Given that Serena Williams is "evolving away from tennis," the 2022 US Open is much more than the final Grand Slam of the year. After publicly declaring a "Farewell to tennis " in Vogue magazine, the tourney has become the venue to celebrate and honor Williams' career. And a record 29,402 fans— the largest attendance ever recorded for an evening session at Arthur Ashe Stadium—showed up to watch her play.As noted in the New York Times, "A former president, A-list actors and professional athletes were among the fans who packed into Arthur Ashe Stadium" on Monday, August 29, 2022. While the high profile, star studded list was exciting to observe and discuss, to me, their appearance was not surprising. Why? Because all athletes have fans and followers. No matter who you are or how famous you become, a person's favorites, leanings, loves, rivals, enemies and frenimies remain. Teaching a new Religious Studies course to Sophomores has reminded me, this truth applies to the life of Christ as well.
Sports talk radio had a hey-day naming the celebs in the stands. Foo example, the announcers were amazed by the fact the 42nd President of the United States, William Jefferson Clinton was in the stands. I said to the radio and anyone with ears to hear: "I'm not surprised."A renown sports fan, Clinton has weighed in time and again on the impact and significance of the Williams' sisters contributions to tennis and American society. He offered astute, thoughtful commentary in the documentary "Venus and Serena."
While in the White House, he was a regular at Georgetown basketball games (cheering for his alma mater). He called fellow Arkansan John Daly when he won the Open in 1995 and cheered loud and proud for the Razorback football squad time and again. Yes, Presidents are people, too.
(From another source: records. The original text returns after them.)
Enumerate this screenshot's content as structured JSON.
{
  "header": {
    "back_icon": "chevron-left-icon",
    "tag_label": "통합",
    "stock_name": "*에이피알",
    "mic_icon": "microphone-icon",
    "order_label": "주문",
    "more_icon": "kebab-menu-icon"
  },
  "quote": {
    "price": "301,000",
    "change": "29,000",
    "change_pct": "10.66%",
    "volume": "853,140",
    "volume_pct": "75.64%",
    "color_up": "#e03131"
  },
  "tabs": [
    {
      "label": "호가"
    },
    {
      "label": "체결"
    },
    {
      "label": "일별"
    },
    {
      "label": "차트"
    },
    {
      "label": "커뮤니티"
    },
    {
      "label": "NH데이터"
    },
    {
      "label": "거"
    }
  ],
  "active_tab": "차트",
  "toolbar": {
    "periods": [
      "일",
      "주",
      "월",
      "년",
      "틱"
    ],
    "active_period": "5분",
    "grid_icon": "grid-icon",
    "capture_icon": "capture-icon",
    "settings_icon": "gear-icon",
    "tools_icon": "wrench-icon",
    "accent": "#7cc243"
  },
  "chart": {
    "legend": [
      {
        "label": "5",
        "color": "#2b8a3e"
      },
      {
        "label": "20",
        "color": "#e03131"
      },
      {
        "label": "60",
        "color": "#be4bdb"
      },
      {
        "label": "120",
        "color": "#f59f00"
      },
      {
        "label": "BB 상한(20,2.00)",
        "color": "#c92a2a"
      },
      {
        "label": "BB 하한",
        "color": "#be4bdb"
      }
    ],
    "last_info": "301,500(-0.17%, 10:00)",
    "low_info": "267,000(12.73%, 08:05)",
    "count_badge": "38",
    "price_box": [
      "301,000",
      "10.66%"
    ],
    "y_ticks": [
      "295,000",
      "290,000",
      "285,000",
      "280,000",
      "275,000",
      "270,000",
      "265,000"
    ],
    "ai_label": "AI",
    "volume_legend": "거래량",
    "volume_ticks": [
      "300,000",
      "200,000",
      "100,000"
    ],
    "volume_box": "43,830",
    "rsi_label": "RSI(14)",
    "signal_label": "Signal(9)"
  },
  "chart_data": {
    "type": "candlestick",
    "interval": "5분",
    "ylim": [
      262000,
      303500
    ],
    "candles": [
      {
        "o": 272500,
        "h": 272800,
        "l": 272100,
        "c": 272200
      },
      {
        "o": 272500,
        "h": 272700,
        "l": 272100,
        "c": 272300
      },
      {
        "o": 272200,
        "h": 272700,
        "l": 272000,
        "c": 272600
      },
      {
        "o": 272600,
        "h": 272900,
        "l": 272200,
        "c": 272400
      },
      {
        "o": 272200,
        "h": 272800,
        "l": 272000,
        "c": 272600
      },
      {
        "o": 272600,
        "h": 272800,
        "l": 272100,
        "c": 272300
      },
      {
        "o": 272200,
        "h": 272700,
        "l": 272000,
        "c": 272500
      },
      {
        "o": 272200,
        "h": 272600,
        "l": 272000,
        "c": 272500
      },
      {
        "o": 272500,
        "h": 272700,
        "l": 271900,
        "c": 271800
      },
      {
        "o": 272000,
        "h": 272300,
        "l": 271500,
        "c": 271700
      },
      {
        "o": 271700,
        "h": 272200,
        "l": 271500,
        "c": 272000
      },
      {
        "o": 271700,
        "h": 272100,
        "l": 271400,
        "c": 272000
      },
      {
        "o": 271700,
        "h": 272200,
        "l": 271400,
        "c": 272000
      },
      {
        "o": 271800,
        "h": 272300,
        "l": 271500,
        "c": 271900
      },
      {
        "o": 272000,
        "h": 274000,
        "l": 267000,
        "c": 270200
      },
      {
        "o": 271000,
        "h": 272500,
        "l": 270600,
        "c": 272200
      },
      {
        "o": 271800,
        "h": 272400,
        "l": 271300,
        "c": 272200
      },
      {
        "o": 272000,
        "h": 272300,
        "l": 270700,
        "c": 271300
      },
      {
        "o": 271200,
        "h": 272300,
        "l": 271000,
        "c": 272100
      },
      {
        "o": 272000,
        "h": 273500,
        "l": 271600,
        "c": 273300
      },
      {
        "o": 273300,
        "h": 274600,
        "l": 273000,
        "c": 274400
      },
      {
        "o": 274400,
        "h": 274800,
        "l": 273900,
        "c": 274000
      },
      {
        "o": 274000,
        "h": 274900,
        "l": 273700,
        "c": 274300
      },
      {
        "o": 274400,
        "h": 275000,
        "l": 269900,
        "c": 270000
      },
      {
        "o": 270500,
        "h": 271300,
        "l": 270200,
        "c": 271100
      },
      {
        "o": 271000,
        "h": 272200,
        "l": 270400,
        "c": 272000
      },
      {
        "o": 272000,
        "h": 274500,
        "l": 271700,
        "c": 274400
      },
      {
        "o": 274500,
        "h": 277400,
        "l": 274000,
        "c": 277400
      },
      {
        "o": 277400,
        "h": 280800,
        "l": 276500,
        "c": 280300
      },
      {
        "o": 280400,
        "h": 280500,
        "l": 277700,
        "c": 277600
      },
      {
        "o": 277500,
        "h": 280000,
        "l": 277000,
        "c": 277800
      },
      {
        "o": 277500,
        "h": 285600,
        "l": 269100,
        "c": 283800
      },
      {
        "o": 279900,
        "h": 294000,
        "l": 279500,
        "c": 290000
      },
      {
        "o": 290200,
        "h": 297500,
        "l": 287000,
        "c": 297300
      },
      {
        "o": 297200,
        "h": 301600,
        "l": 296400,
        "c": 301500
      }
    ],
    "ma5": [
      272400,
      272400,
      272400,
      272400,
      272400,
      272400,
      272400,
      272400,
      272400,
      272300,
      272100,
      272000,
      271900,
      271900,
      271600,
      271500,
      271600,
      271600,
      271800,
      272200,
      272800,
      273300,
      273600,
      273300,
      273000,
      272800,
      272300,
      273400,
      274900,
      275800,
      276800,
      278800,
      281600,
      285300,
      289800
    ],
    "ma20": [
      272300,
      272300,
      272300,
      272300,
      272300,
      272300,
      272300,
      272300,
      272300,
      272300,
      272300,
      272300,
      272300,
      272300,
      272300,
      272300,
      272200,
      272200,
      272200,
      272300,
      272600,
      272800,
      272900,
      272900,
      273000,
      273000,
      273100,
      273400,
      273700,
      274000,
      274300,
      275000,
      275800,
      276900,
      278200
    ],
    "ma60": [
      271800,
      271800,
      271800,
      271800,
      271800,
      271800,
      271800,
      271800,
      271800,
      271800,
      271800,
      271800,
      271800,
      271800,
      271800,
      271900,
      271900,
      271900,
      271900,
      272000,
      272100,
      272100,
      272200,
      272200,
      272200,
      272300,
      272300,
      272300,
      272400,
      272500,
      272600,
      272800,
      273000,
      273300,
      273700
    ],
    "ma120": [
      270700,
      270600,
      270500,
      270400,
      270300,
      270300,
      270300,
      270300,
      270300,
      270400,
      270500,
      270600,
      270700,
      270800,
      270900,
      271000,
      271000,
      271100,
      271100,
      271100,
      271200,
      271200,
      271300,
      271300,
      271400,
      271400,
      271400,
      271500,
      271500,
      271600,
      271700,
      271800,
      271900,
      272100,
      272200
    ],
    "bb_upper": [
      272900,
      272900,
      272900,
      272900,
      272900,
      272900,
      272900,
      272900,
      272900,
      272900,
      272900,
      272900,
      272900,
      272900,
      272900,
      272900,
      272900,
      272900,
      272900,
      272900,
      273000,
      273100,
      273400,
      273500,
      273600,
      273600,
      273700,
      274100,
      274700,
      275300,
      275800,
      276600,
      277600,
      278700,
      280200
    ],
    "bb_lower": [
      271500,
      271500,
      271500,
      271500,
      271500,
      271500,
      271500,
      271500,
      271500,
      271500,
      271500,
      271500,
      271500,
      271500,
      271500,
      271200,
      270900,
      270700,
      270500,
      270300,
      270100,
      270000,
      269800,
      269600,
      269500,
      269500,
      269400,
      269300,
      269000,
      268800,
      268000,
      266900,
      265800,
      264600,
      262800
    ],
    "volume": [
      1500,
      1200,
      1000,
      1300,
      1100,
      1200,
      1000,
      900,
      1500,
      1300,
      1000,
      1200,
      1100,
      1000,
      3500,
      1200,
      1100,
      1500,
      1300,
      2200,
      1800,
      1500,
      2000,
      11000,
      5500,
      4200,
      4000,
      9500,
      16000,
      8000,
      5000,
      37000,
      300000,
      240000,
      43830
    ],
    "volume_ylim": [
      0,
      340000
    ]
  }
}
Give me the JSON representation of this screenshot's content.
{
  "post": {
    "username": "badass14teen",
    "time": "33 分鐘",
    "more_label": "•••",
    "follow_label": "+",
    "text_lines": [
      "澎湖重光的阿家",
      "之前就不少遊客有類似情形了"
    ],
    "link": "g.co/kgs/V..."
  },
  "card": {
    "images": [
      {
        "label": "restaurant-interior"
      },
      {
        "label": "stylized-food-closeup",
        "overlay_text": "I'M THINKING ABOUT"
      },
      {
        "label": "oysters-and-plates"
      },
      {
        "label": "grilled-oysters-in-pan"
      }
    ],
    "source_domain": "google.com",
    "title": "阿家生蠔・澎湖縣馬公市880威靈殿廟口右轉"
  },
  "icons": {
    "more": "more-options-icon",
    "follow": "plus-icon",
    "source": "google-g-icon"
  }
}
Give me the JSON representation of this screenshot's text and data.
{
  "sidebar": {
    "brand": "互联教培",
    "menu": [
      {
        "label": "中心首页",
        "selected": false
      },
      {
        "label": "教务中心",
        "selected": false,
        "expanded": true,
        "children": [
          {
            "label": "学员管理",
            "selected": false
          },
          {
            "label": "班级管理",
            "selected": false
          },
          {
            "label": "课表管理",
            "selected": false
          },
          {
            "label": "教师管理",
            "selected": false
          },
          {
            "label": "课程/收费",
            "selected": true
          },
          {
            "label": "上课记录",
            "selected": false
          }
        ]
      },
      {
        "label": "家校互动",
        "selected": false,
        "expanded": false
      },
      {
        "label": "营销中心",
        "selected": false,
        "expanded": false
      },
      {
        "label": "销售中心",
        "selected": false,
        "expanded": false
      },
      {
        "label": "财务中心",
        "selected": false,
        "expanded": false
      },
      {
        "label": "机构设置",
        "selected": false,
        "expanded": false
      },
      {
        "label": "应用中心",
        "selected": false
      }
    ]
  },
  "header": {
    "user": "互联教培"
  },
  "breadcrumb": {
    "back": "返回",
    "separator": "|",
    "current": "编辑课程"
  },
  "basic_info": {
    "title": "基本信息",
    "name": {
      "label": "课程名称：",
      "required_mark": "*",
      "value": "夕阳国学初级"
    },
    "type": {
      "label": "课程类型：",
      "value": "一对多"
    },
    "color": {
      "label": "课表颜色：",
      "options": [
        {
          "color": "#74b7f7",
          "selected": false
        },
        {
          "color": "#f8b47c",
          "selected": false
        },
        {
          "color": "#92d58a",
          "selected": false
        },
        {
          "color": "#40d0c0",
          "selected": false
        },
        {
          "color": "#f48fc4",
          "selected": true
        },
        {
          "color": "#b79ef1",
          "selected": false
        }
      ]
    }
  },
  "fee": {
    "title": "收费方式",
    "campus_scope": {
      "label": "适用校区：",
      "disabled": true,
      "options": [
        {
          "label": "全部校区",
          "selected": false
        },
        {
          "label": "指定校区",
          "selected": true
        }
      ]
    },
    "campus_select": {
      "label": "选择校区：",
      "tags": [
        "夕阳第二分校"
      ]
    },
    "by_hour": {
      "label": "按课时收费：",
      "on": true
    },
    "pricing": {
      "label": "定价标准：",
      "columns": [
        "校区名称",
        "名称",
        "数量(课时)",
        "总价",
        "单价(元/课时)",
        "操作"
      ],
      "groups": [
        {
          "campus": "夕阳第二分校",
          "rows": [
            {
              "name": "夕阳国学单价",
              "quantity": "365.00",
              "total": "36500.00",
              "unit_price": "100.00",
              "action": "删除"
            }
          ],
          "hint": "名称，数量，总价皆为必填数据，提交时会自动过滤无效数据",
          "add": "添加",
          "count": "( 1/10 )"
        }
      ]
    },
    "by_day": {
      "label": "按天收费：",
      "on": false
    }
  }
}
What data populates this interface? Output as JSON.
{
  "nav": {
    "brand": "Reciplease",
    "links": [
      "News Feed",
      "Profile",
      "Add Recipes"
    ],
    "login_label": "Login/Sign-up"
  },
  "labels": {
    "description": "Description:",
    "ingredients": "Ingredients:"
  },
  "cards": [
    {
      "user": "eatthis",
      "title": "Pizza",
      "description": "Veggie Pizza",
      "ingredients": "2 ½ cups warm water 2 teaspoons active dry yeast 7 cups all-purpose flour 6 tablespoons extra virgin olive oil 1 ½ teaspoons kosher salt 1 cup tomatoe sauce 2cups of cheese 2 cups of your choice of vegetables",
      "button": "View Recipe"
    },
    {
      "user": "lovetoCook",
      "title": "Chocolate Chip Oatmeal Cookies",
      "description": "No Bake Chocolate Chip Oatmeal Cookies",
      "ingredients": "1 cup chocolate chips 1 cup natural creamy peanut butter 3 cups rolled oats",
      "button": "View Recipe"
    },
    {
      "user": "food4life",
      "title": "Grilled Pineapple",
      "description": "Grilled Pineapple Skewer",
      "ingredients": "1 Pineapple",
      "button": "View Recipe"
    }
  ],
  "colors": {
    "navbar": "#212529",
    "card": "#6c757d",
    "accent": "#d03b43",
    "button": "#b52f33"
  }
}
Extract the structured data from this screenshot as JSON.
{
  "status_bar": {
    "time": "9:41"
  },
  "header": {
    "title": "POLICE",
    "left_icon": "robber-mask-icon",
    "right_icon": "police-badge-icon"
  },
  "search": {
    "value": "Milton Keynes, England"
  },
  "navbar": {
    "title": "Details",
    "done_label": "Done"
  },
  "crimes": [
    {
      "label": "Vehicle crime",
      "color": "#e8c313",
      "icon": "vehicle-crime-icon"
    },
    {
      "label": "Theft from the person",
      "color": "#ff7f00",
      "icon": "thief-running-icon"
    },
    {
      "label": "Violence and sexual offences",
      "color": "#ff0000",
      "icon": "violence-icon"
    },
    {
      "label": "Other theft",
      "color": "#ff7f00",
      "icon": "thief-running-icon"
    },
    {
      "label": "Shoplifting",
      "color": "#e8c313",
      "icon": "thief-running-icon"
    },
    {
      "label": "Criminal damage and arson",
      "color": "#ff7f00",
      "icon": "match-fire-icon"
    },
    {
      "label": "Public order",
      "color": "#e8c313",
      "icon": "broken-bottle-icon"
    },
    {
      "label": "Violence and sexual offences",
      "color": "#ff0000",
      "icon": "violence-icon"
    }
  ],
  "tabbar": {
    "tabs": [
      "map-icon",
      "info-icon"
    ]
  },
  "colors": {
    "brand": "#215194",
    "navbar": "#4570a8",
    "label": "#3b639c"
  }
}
Just last week in Williamsport, PA, former President George W. Bush was honored with as a statue as one of the town’s most notable visitors to come to the annual Little League World Series. 43, who is the first and only sitting president to visit the youth baseball championship, praised the organization’s impact and import of playing Little League.It is common knowledge that "W," former owner of the Texas Rangers is a devout baseball fan. However, in the media promotion of this event, I heard him say "As a kid, my favorite player was Willie Mays." His reasons for choosing the Say Hey Kid as his hero were personal and fun to hear.
My respect for George W. Bush went through the roof after watching him throw a strike inside Yankee Stadium during the 2001 World Series (the year of the 9/11 attacks). To hear this son of Midland, Texas choose a New York/San Francisco Giant legend pushed it further.
On the same night as Serena's match, I got to see Padres' first baseman Josh Bell against my Giants at Oracle Park. I have followed the career or the 6'4" power hitter as both a Pittsburgh Pirate and in his tenure the Washington Nationals. I became a fan because of his size, power, unusual hitting style / stance and the simple fact that he attended Dallas Jesuit. Bell has not played for the Giants, he doesn't live in the Bay Area. BUT, as a teacher in a Jesuit high school, the connection for me is clear.And that connection extends beyond sports to the course I am teaching this fall: Christology (the study of Christ). This is the hallmark of a Jesuit education. Here's how...
My students, all sophomores, were surprised by the fact that Jesus' disciples were probably in their late teens. They wondered "Why would someone so young follow Jesus?" To me, this question was an invitation to step back and think deeply. What is it about Jesus that people were attracted to? What did the disciples see in Jesus that sparked much more than interest in who He was, is and will always be? I realized the questions I was asking are exactly the questions I ask of Bill Clinton about Serena Williams or George W. Bush about Willie Mays. In this way, starting with my love and understanding of sports has helped me understand spirituality.
As a fellow sports fan, what I find interesting isn't just who a fellow sports fan, athlete, coach, rock star or world leader follows but why. Why do we certain athletes over others? What draws us to follow a team that might not represent our school or community? And at what point does that allegiance "stick" or become connected to a person's identity?Questions such as these are an invitational and welcome way for me to think about Jesus—the historical being and more.What draws me to Him? Would I have followed him? Do others know me as a fan and a follower of His message? His Word? His Way? How do I speak about him to others? And how do I show Him my support?
Thank you, Serena for a career that has given me more to discuss, debate, reveal and understand more than you would ever know....